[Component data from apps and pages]

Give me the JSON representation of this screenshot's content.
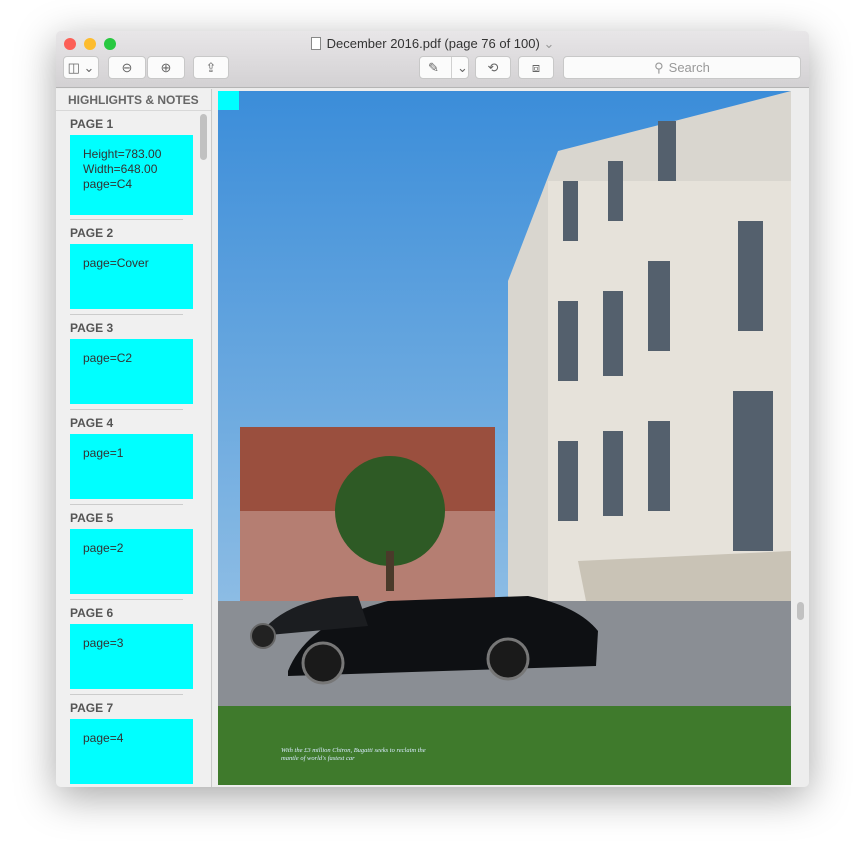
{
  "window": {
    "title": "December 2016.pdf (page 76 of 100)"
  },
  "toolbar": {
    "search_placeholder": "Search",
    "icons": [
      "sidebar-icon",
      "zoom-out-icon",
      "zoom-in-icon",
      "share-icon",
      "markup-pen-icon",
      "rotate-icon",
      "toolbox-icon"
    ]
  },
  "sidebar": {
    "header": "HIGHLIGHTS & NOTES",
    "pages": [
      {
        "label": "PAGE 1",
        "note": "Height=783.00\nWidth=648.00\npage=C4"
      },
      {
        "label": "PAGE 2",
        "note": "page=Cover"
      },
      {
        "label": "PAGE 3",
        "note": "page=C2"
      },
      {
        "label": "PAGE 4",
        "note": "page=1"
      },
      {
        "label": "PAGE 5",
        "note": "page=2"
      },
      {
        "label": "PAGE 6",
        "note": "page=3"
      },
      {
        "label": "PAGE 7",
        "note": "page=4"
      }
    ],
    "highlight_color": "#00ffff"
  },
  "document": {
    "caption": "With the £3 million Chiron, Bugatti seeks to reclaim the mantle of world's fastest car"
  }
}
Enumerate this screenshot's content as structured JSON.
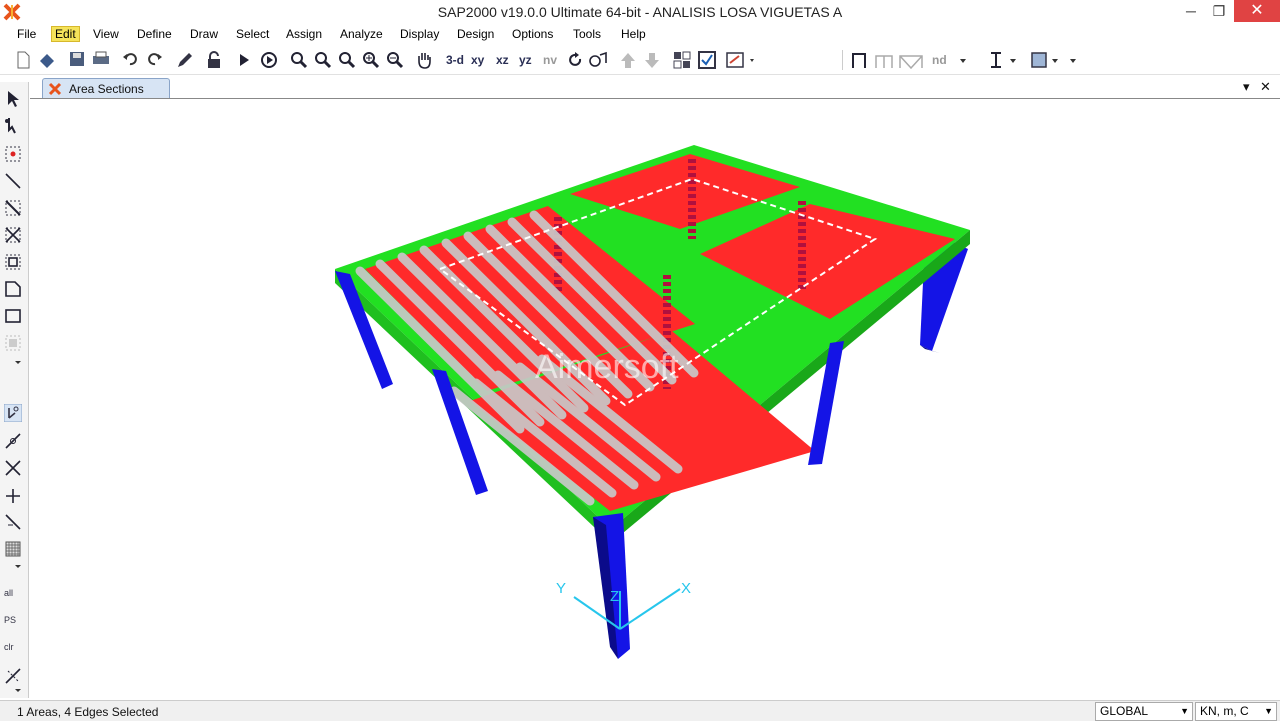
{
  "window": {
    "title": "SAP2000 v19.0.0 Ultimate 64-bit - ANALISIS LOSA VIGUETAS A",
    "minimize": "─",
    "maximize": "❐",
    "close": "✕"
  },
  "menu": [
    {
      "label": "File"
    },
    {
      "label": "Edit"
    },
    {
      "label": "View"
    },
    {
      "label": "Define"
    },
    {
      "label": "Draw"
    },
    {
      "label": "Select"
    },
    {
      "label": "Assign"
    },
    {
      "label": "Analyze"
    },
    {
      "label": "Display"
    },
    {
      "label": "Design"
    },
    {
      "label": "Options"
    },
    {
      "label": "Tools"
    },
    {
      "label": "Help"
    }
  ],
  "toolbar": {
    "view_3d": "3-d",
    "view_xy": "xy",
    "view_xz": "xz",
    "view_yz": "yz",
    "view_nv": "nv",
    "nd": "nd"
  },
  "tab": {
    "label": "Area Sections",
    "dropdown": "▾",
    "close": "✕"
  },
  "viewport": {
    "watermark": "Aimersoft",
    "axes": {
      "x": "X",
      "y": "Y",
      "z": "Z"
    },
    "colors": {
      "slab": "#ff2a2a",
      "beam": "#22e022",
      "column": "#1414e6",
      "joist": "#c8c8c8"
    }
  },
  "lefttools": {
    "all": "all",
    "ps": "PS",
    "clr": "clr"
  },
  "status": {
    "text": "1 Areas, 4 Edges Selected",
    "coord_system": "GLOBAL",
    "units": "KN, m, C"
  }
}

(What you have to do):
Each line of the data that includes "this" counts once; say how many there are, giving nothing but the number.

(Answer below):
2